And it’s how he begins to change our world, to turn it upside down. For so many years now, it seems like our world rewards the angriest and most strident voices with all the attention. And so we believe that this is what it takes to bring change. In order to get people’s attention, in order to draw credibility for your point of view, you’ve got to be loud and aggressive. But Isaiah says exactly the opposite about God’s servant: “He will not cry or lift up his voice, or make it heard in the street.” The servant doesn’t show up on cable news with talking points. He doesn’t unleash snappy verbal attacks on social media. The way of Jesus is not about speaking the loudest or the most aggressively. In fact, the way of the servant, the way of Jesus, is a way of gentleness and nonviolence: “a bruised reed he will not break, and a dimly burning wick he will not quench.” In other words, the servant is patient and tender with those who are wounded. And yet, Isaiah says, one-two-three times, that the servant will bring justice, that he will change the world for the better, that he will make it look more like what God intended. That’s Jesus’ identity. That’s the garment he puts on, and the one he invites us to put on too.
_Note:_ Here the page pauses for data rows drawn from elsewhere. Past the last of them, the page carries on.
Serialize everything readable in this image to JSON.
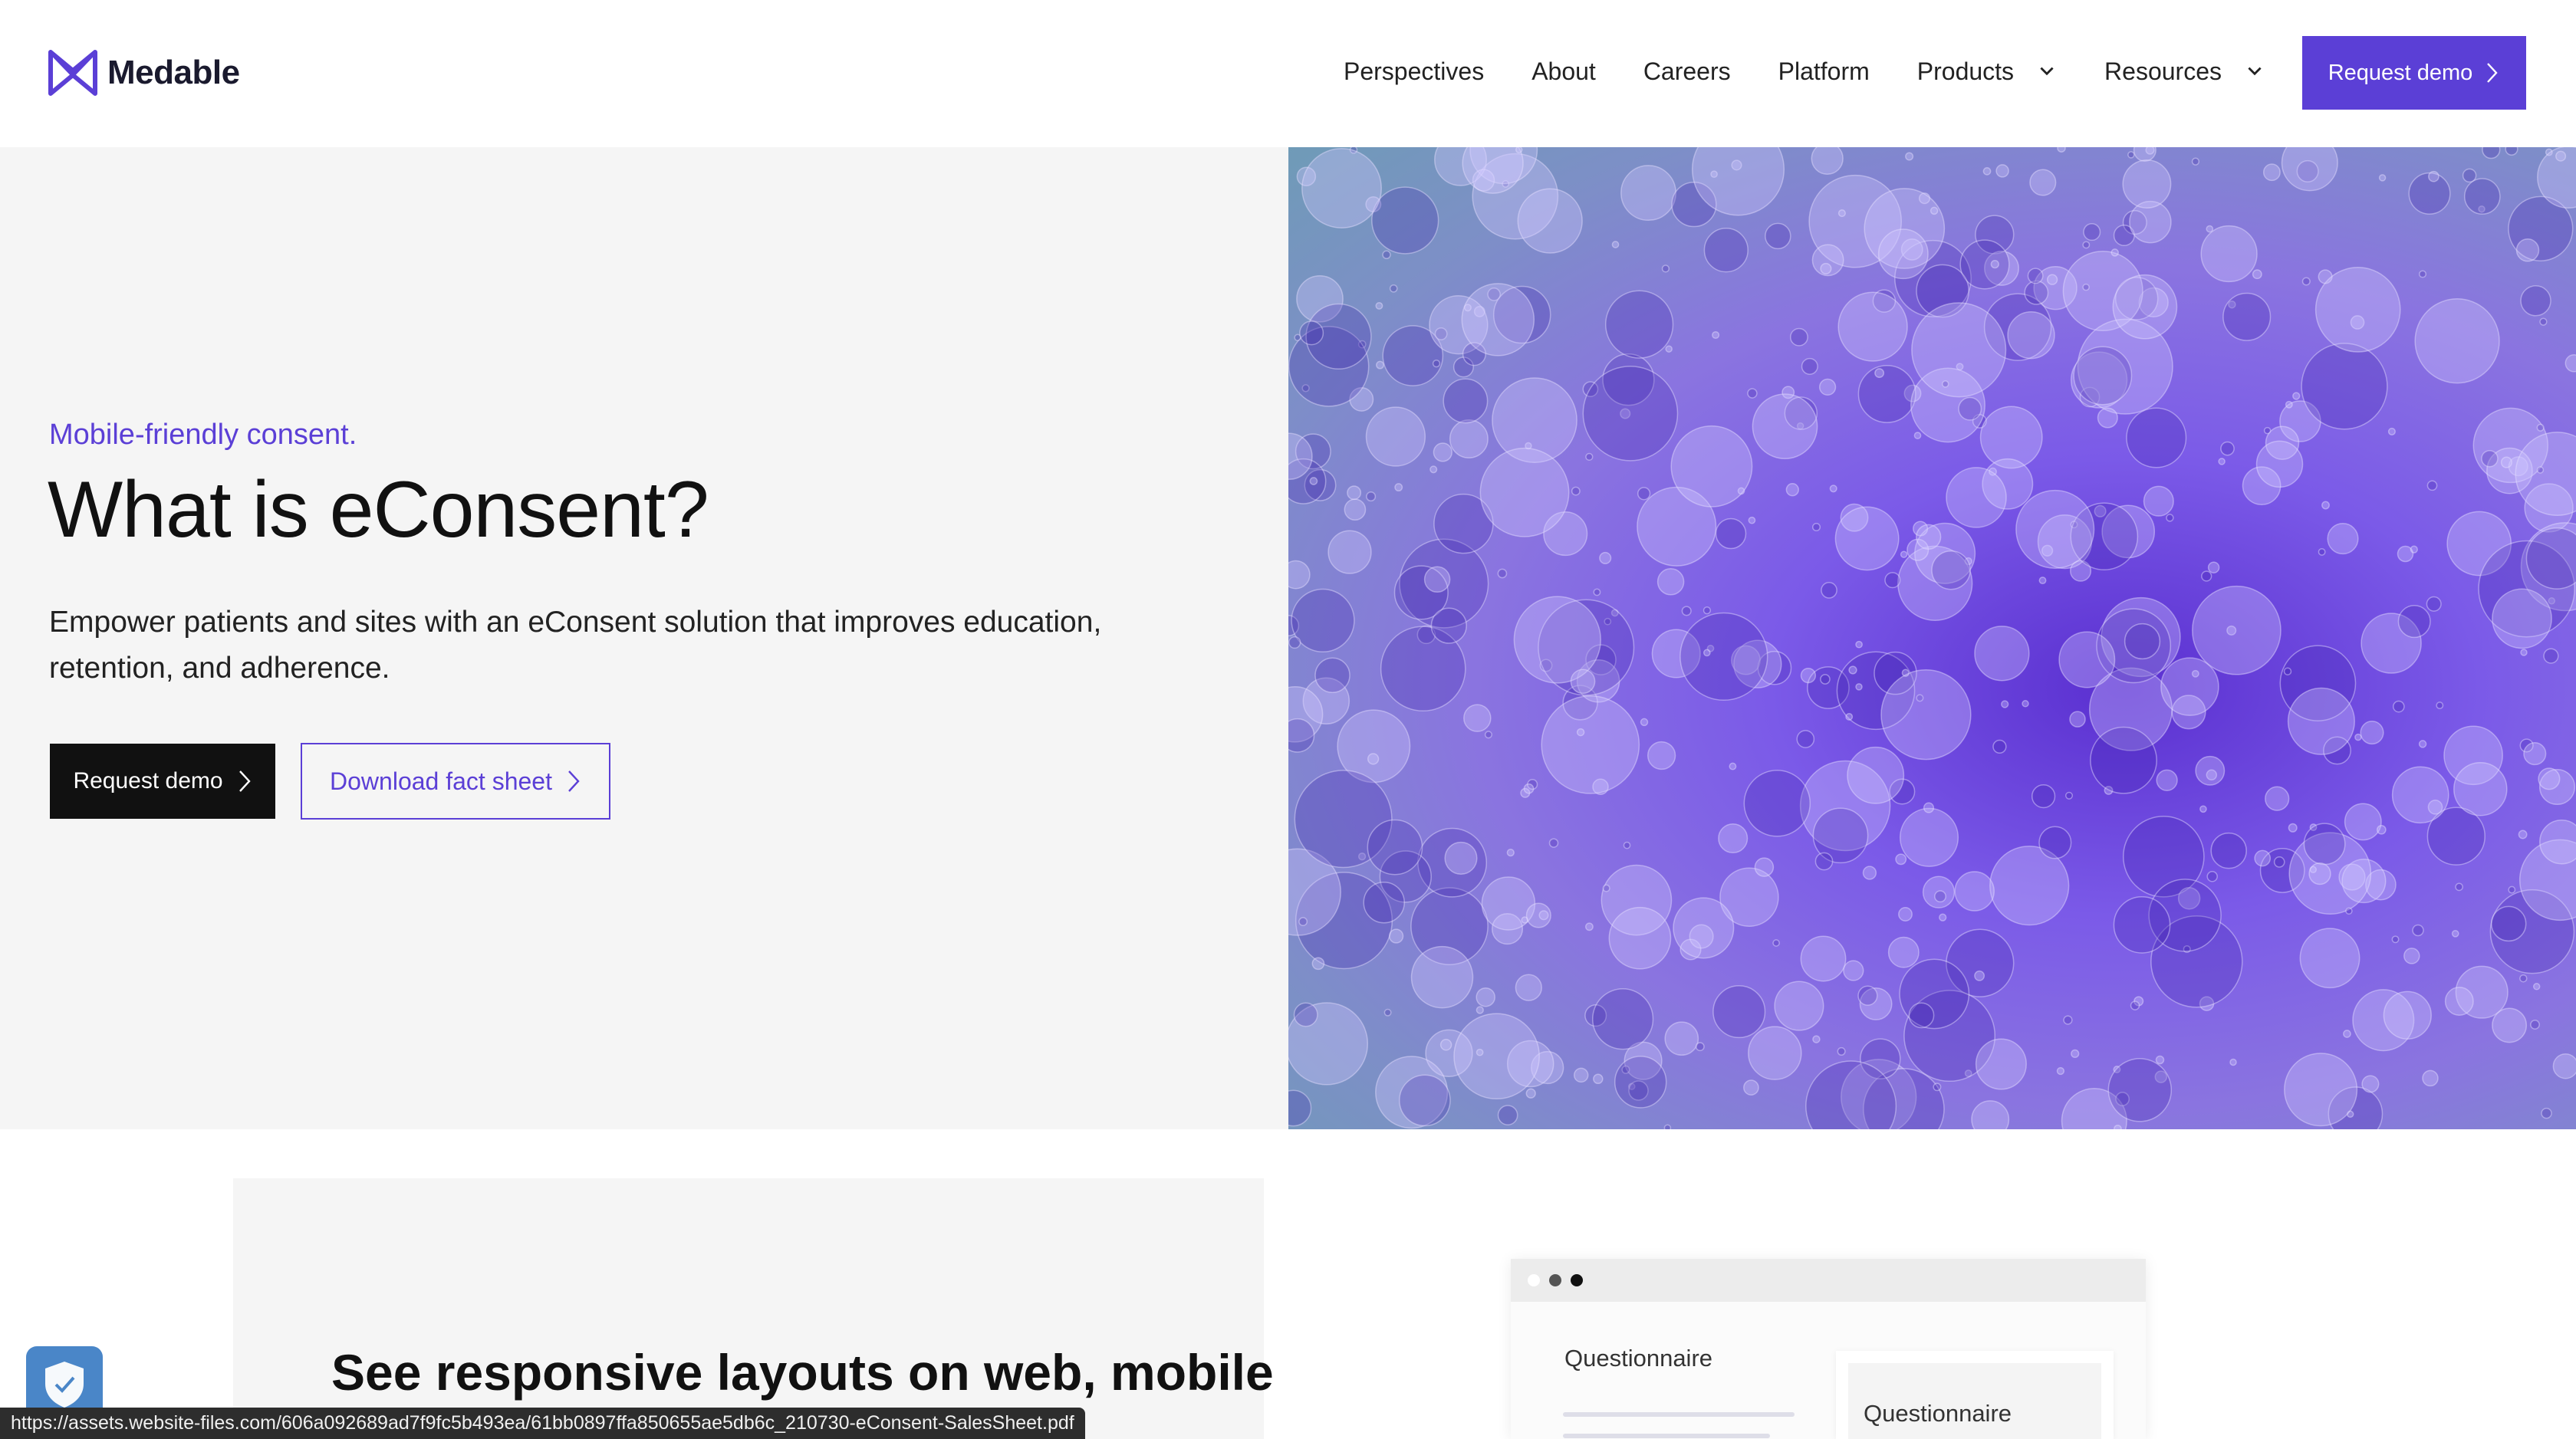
{
  "header": {
    "logo_text": "Medable",
    "nav": [
      {
        "label": "Perspectives",
        "has_dropdown": false
      },
      {
        "label": "About",
        "has_dropdown": false
      },
      {
        "label": "Careers",
        "has_dropdown": false
      },
      {
        "label": "Platform",
        "has_dropdown": false
      },
      {
        "label": "Products",
        "has_dropdown": true
      },
      {
        "label": "Resources",
        "has_dropdown": true
      }
    ],
    "cta_label": "Request demo"
  },
  "hero": {
    "eyebrow": "Mobile-friendly consent.",
    "headline": "What is eConsent?",
    "subtext": "Empower patients and sites with an eConsent solution that improves education, retention, and adherence.",
    "primary_button": "Request demo",
    "secondary_button": "Download fact sheet"
  },
  "section2": {
    "title": "See responsive layouts on web, mobile",
    "mock": {
      "left_label": "Questionnaire",
      "card_label": "Questionnaire"
    }
  },
  "status_bar": {
    "url": "https://assets.website-files.com/606a092689ad7f9fc5b493ea/61bb0897ffa850655ae5db6c_210730-eConsent-SalesSheet.pdf"
  },
  "colors": {
    "accent": "#5b3fd6",
    "hero_panel": "#f5f5f5",
    "primary_button": "#111111"
  },
  "icons": {
    "logo": "medable-logo-icon",
    "dropdown": "chevron-down-icon",
    "arrow": "chevron-right-icon",
    "privacy_widget": "shield-check-icon"
  }
}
Are we ready to make this identity our own? Are we willing to reward those who quietly and gently do justice? Are we able to model these practices in our daily living, to suffuse the language of our culture with such gentleness that the bruised reeds of the weak and vulnerable in body and mind aren’t broken? Are we willing to follow Jesus in carrying burdens that don’t belong to us?
Your voice doesn’t have to be overpowering, and you don’t need physical strength, to make the kind of difference God is looking for. All you need is to remember that you belong to Christ. Isaiah shows us what can happen when we take up the call, when we put on the outfit of our baptism:
I am the Lord, I have called you in righteousness, I have taken you by the hand and kept you; I have given you as a covenant to the people, a light to the nations, to open the eyes that are blind, to bring out the prisoners from the dungeon, from the prison those who sit in darkness.
God chooses, God loves, God delights in the servant, in Jesus, in us. But this is not an outfit that can just stay in the closet. The servant makes those who are blind see, and frees those who are in prison. It started with Jesus. Now it’s our turn. Amen.
More Maxims of Mark. Ed. Merle Johnson. Privately printed, 1927.